Research Shows Leading RFS Reform Proposal Would Hurt Farmers

The Iowa State study shows that unless exports can make up for the reduced mandate, corn prices would drop. ( Farm Journal Media )

A new study from the Iowa State University Center for Agriculture and Rural Development shows a cap on Renewable Identification Numbers (RINs) would dramatically reduce ethanol use.

The leading Renewable Fuel Standard (RFS) reform proposal being considered by the Trump Administration would allow the sale of E15 year-round and would cap D6 RIN prices between $0.10 to $0.20/RIN.

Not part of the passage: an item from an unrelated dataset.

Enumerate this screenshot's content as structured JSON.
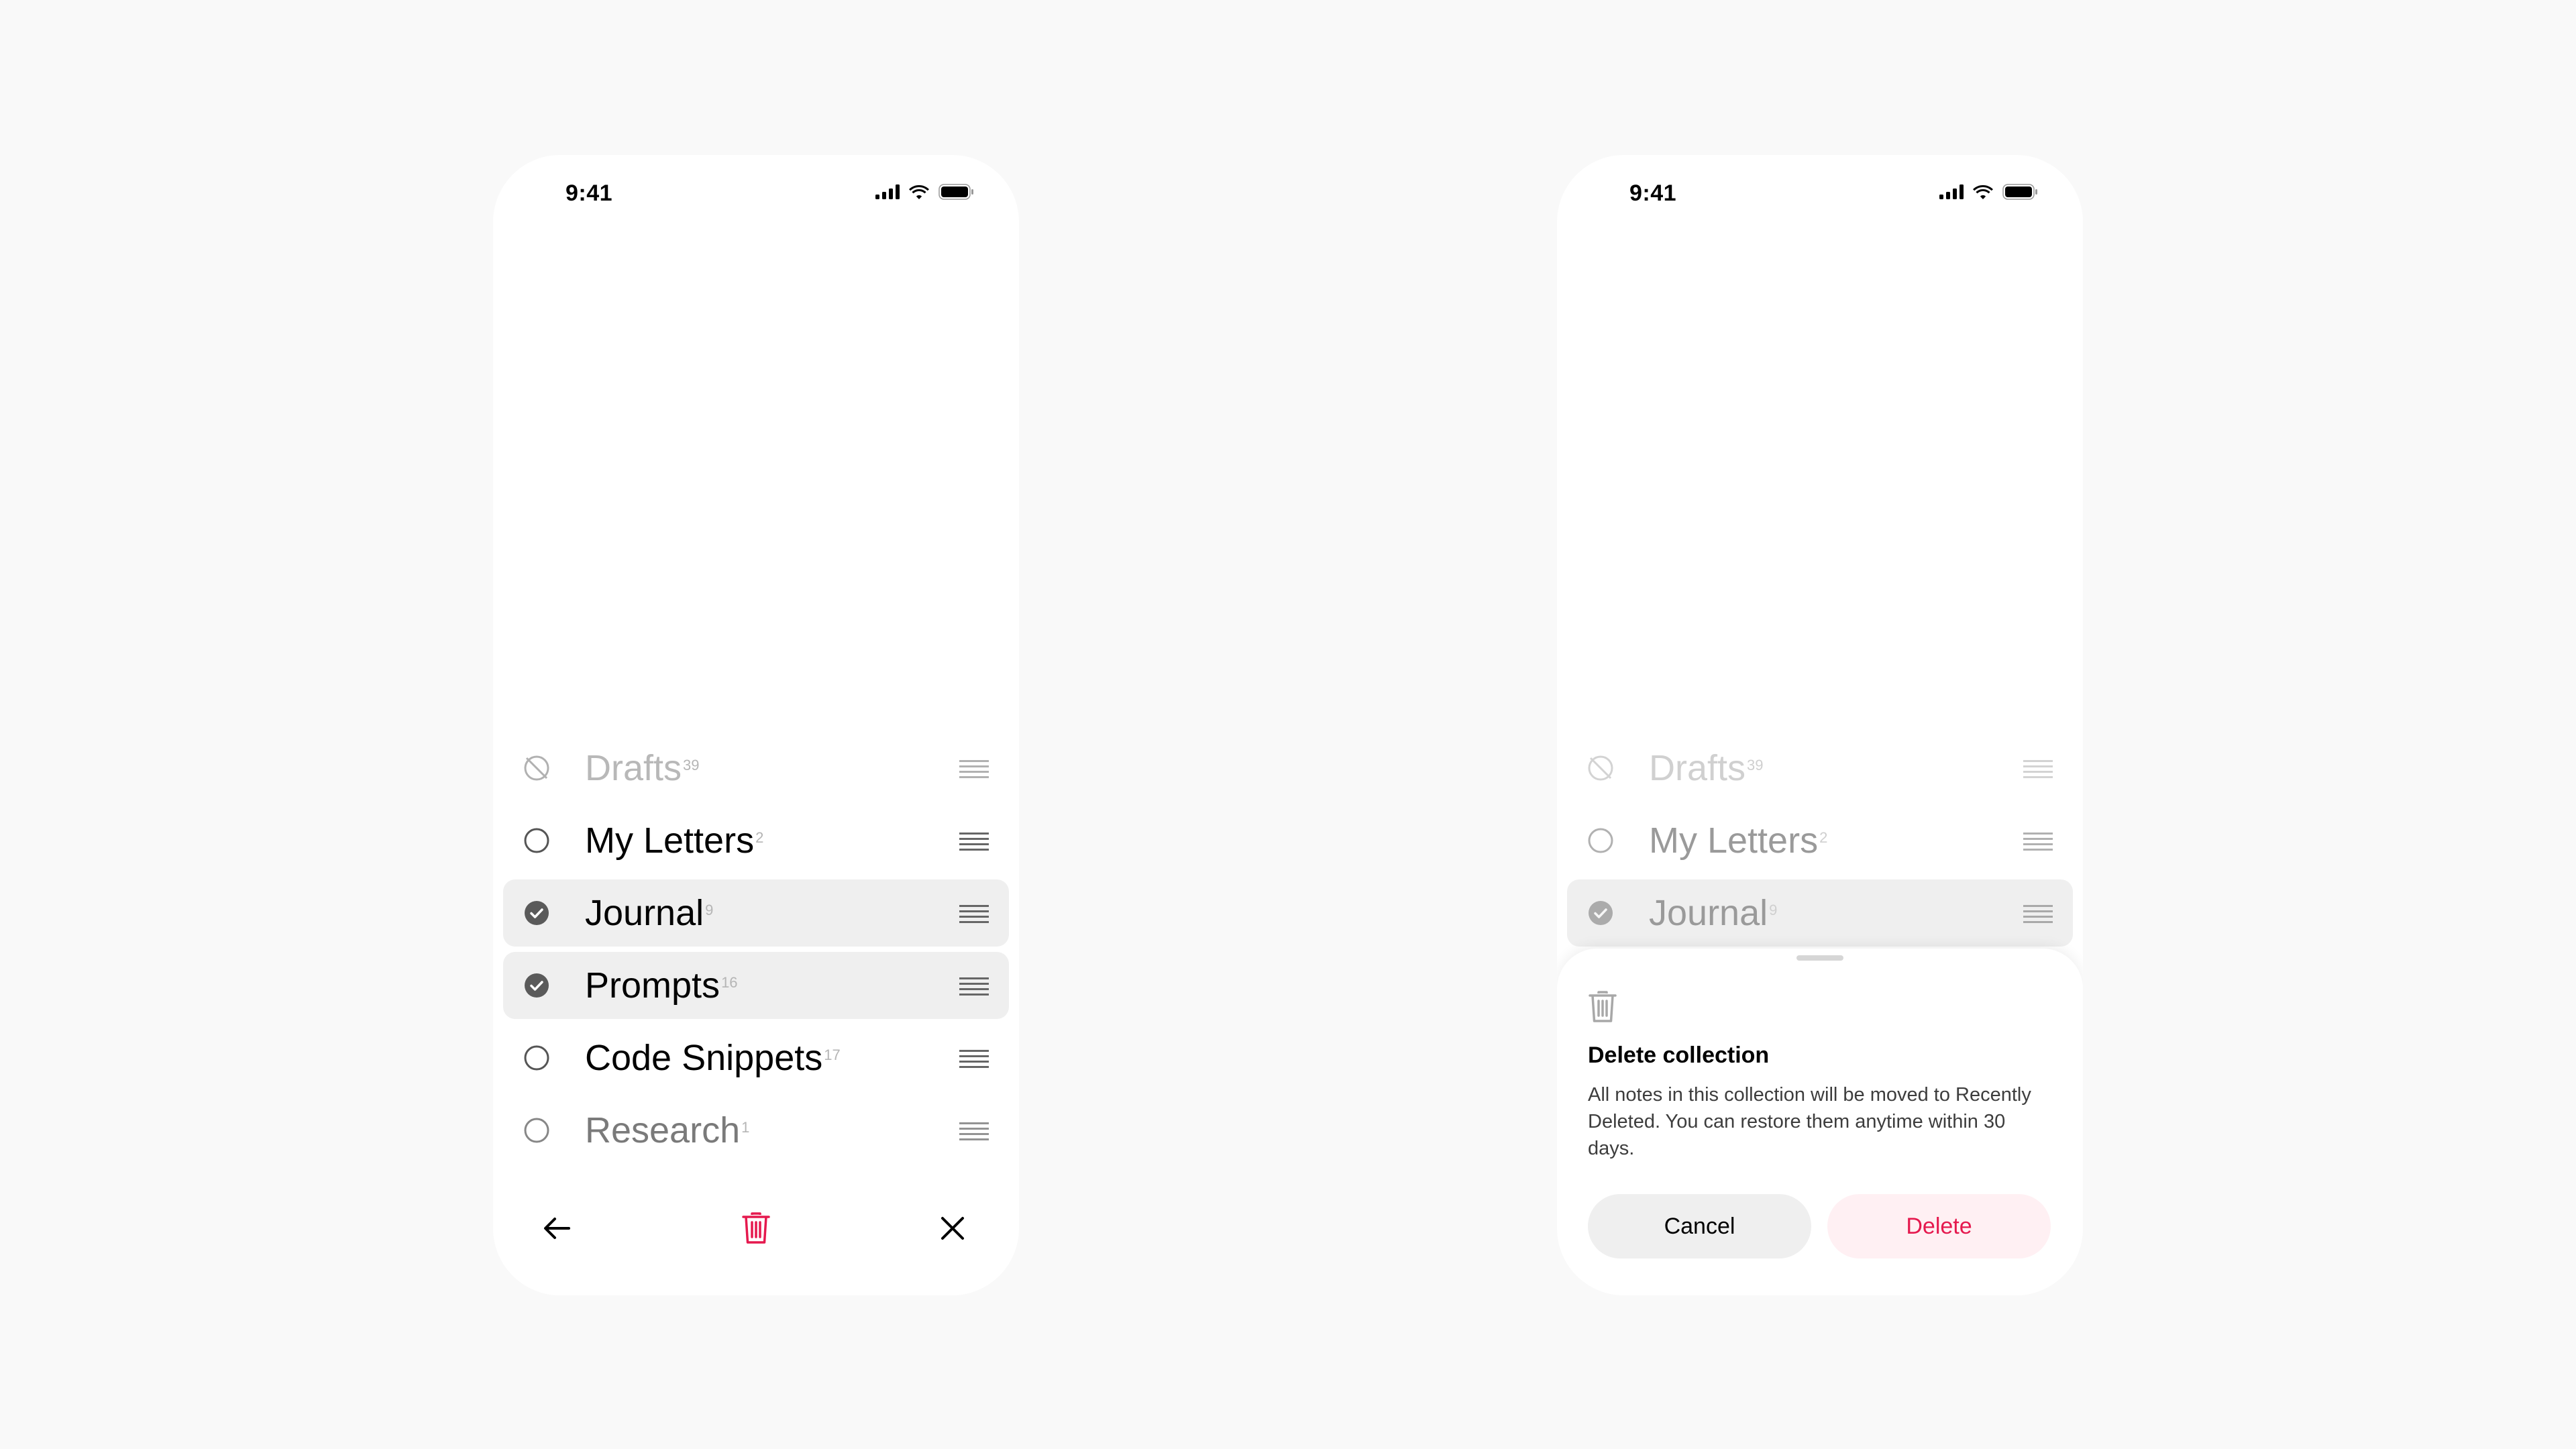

“While year-round sales of E15 would encourage retailers to sell the fuel, capping D6 RIN prices would reduce consumption of E15 and E85,” the study says, adding that a cap on D6 RIN prices between $0.10/gal to $0.20/gal would likely reduce the effective ethanol mandate from 15 billion gallons to about 14.3 billion gallons in 2018.

National Corn Growers Association president Kevin Skunes, says the analysis supports what farmers have continued to say since this debate started.

“This economic analysis backs up what corn farmers have been telling the Administration – that manipulating the RIN market mechanism would reduce ethanol blending and impact corn prices. A drop of 25 cents per bushel in corn prices, as CARD economists project from a RIN price cap, would devastate farmers and stagger rural communities,” Skunes says.

Furthermore, the Iowa State study shows that unless exports can make up for the reduced mandate, corn prices would drop.  That would obviously present an additional challenge for farmers already being squeezed by tight margins.

“This spring farmers will begin planting knowing they face their fifth growing season with corn prices hovering at or below the cost of production,” Skunes says. “According to the Federal Reserve Bank, we lost 12,000 farms in 2016. This decline must be stopped.”

NCGA believes “providing regulatory parity” for E15 and higher blends will help address the concern about the cost of RINs.

“Allowing the RIN market to operate freely with year-round sales of E15 would increase the production and consumption of renewable fuels, increase the supply of RINs available for compliance and lower RIN values,” Skunes says. “Combining RVP parity with a RIN price cap is counterproductive and would lower ethanol blending.”